Year of Wonder – May

After four months I am still chipping away at Clemency Burton-Hill’s Year of Wonder and listening to one piece of music every day for 2019. In previous months (January-April) I embedded pieces from the book on this blog that were either new—or relatively new—to my listening repertoire. This month I’ll take a different approach and embed videos of six pieces that are well-known in the world of classical music. I do this to make the point that Burton-Hill’s book will not only introduce you to new music, but also ask you to revisit the music that anyone who listens to classical music should know about.

I have also, as usual, embedded a Spotify playlist of Burton-Hill’s music for the next month.

Enjoy!

Spotify Playlist for MAY of the Year of Wonder


Beethoven,
Symphony No. 5, Fourth Movement (1804)
Performed by Leonard Bernstein conducting the Vienna Philharmonic Orchestra


Paganini,
Caprice No. 24 (1817)
Performed by Hilary Hahn, violin


Wagner, Overture to
Tannhäser (1845)
Performed by Herbert von Karajan conducting the Berlin Philharmonic


Gershwin,
Walking the Dog (1937)
Performed by Sebastian Manz, clarinet, with Danish String Quartet, Martin Klett (piano), and Lars Olaf Schaper (double bass)


Copland,
Fanfare for the Common Man (1942)
Performed by Marin Alsop conducting the São Paulo Symphony Orchestra


Górecki,
Symphony No. 3, Second Movement (1976)
Performed by Zofia Kilanowicz, soprano, with Sir Gilbert Levine conducting the London Philharmonic Orchestra


Separating the Composer from the Music

I often play Death and Transfiguration by Richard Strauss in my music history classes, using it to demonstrate the characteristics of romanticism and define the concept of a tone poem.

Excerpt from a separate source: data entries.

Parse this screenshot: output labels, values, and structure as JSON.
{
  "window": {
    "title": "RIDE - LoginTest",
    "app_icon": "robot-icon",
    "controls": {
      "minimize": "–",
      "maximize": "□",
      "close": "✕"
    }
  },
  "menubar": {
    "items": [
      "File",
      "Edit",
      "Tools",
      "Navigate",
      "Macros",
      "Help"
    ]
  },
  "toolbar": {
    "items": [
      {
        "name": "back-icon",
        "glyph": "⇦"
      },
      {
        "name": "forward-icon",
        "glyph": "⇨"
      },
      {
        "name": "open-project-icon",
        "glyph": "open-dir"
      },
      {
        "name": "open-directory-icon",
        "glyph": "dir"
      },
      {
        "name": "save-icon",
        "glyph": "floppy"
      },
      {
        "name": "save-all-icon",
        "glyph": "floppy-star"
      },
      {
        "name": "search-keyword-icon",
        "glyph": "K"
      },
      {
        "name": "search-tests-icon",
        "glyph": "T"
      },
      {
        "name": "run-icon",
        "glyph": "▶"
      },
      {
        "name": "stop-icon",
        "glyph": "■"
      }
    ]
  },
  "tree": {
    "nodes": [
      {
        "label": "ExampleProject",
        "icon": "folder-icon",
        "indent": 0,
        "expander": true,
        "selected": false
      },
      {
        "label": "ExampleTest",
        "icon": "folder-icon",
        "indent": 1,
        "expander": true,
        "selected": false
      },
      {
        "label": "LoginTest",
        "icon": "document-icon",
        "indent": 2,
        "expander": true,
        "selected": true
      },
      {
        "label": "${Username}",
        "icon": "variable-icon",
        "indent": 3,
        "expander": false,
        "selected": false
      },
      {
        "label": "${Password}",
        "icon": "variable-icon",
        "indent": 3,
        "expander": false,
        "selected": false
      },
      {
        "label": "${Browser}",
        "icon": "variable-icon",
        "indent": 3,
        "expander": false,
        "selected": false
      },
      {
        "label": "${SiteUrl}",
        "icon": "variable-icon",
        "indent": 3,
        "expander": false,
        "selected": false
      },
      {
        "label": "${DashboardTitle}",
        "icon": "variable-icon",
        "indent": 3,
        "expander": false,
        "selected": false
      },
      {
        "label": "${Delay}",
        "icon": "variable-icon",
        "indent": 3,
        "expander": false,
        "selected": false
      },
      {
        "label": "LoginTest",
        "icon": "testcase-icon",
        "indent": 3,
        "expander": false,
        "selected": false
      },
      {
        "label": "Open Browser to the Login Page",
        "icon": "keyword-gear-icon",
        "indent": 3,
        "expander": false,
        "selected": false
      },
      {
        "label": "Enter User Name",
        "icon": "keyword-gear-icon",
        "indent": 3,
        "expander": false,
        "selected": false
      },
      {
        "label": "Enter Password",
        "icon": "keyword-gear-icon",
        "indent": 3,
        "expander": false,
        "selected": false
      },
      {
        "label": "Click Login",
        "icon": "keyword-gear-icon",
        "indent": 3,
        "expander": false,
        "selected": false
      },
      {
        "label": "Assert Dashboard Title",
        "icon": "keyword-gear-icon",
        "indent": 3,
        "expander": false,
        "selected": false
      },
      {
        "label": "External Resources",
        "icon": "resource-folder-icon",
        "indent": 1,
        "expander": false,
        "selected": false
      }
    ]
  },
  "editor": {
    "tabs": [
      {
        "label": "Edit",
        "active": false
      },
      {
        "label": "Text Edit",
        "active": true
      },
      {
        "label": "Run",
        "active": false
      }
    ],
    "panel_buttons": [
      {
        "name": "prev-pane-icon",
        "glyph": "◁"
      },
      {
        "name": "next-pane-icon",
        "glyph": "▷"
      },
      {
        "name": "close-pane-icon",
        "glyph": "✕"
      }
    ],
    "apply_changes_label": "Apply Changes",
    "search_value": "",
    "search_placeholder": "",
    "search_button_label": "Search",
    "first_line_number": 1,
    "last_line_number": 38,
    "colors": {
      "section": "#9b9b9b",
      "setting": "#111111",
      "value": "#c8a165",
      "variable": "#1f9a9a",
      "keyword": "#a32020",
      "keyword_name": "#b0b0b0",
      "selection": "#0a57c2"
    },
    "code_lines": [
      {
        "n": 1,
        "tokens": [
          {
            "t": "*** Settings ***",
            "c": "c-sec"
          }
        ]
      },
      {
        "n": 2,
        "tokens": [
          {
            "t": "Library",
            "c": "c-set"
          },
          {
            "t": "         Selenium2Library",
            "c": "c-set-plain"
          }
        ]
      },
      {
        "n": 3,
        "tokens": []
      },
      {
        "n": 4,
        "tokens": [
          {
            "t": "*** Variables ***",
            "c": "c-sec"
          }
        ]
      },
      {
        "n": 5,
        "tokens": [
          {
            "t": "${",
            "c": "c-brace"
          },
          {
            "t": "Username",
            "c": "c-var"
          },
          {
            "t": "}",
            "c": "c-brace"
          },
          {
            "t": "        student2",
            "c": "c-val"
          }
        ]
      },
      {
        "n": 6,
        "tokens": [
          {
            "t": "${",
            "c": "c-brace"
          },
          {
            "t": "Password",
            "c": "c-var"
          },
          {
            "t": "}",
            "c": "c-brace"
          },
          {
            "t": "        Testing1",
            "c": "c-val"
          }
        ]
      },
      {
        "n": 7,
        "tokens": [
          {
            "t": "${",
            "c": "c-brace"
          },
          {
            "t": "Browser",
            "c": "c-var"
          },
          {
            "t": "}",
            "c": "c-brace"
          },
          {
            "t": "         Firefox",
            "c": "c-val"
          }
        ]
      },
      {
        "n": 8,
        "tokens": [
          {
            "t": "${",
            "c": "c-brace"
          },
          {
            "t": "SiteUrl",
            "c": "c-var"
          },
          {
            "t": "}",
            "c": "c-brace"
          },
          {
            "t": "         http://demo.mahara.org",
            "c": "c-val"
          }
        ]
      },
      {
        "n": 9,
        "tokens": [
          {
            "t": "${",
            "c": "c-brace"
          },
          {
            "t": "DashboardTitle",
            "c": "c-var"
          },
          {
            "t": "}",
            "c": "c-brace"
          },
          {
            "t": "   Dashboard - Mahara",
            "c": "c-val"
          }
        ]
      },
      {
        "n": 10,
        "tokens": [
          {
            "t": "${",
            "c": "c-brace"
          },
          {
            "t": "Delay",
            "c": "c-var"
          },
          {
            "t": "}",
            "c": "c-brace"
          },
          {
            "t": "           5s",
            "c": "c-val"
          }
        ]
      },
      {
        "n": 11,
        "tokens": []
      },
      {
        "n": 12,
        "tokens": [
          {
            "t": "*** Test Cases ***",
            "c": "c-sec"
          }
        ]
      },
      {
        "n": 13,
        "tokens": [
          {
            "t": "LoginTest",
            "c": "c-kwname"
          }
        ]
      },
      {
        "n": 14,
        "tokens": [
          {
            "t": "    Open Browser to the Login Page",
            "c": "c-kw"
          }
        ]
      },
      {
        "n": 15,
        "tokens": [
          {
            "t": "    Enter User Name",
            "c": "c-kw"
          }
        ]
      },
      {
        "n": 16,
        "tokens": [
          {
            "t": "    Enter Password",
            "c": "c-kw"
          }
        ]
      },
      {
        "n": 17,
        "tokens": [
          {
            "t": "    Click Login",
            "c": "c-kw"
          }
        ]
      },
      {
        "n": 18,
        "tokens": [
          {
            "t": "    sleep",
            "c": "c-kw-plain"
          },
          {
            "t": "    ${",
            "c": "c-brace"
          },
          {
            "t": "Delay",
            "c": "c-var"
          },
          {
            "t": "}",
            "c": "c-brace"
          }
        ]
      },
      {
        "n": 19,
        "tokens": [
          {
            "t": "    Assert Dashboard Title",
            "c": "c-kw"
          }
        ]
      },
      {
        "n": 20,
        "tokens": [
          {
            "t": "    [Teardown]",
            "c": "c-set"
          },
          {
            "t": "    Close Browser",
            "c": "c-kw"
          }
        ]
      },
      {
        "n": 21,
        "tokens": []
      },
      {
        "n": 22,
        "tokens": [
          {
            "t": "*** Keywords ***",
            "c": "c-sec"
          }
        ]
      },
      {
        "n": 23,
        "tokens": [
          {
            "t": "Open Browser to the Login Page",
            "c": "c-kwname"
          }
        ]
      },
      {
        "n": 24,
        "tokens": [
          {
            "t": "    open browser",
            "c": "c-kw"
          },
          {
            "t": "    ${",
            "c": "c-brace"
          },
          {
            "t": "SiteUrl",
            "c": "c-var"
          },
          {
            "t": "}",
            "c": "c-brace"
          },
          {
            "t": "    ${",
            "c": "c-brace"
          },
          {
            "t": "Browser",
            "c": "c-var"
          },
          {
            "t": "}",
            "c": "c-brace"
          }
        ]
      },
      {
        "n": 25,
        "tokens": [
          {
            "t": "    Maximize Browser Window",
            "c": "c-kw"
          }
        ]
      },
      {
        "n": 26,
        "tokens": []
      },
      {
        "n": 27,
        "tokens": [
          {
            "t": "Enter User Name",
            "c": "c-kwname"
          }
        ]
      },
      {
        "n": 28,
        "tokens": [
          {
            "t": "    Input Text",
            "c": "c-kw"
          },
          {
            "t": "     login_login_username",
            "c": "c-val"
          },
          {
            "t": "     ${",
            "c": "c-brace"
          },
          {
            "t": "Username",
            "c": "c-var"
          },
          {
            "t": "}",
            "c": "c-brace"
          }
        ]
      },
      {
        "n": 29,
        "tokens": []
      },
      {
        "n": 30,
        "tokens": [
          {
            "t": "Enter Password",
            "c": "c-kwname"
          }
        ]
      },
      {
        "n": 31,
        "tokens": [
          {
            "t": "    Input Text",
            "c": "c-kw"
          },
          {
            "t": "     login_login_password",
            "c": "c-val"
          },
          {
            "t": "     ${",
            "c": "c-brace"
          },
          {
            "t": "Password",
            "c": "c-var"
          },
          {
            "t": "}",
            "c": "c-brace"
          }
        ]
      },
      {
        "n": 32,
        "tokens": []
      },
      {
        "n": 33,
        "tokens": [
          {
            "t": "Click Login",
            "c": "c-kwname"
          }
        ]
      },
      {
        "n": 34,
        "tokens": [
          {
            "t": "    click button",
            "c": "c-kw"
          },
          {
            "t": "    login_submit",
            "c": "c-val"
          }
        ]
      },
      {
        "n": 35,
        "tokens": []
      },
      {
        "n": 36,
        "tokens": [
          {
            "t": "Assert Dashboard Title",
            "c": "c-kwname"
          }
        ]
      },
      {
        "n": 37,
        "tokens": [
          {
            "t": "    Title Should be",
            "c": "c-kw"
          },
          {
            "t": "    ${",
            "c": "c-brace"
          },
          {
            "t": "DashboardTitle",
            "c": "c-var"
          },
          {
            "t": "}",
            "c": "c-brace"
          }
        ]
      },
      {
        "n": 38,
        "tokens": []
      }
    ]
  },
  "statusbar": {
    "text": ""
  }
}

It’s a piece of music that my students — whether they are teenagers or adults — seem to enjoy.

How could they not enjoy it? In portraying the transfiguration of a human soul and the metaphorical “white light” that comes after death, it provides orchestral music that might best be described as “spiritual.” It’s guaranteed to raise a few goose bumps and moisten the eyes.

In any case, one of my students recently pointed out that before anyone became too enamored with Strauss's music they should know he cooperated with German Nazis in the 1930s. He dined with Adolf Hitler, socialized with Nazi officials, and served as president of the Reich Music Chamber. Strauss’s defenders point out that he was a reluctant Nazi who was generally apolitical and did not share the Nazi Party’s most disgraceful ideas. In 1935 he was even forced to resign from the Reich Music Chamber for his lack of Aryan loyalty. This defense does little to mollify the victims of Nazism.

And Strauss was not the only notable composer guilty of objectionable behavior or beliefs. Beethoven’s deranged behavior drove his nephew to attempt suicide. Berlioz attempted to kill the fiancé of his lover. Saint-Saëns enjoyed the companionship of adolescent males and reportedly said, “I am not a homosexual, I am a pederast.”

Fortunately, none of these personal transgressions appear in the music these composers created. Their music has brought beauty and inspiration to generations of concert goers. People’s lives have been transformed by listening to their compositions.

And then there’s Richard Wagner — a lousy, no good human being. He was greedy and ruthless. He ran away from his debts and had affairs with his friends' wives. He was racist and viciously anti-Semitic. He regarded himself as a god and once said, “I am not made like other people. I must have brilliance and beauty and light. The world owes me what I need.”

Despite his shameful legacy as a human being Wagner’s music dramas are filled with messages of the redemptive power of love. His work has moved music lovers to believe in the possibility of personal transformation through love and the purity of the human heart.

So what should I make of all this? Should I never again listen to or enjoy the music of Strauss or Wagner? Should I quit playing music by Beethoven, Berlioz, or Saint-Saëns in my music history classes? Should I enjoy works of art created by such misguided, unpleasant, and sometimes evil human beings?

If I decided not to listen to their music, I would only be denying myself some of the greatest music ever composed. And where would I draw the line? Should I abandon Brahms due to his habitual transactions with prostitutes? Should I not be inspired by the Beatles’s recording of “All You Need is Love” because John Lennon mocked people with physical disabilities? Should I avoid music (or any other art) created by someone whose personal behavior or philosophy I find despicable?

I think not. Life is short, and I see no profit in denying myself great music because the person who created it was vile or corrupt. Music not only helps me make it through the day, it sometimes serves as my only salvation during those inevitable dark nights of the soul. If I require my composers to be good and decent human beings, I’m not left with much, if any, music to serve my needs. I must accept that some composers are flawed, imperfect, and sometimes odious creatures who nevertheless can create works of exquisite beauty.

Tannhäuser, Overture (Zubin Mehta conducing the New York Philharmonic)


Tristan and Isolde, "Love-Death" (Daniel Barenboim conducting Waltraud Meier at Scala Milan)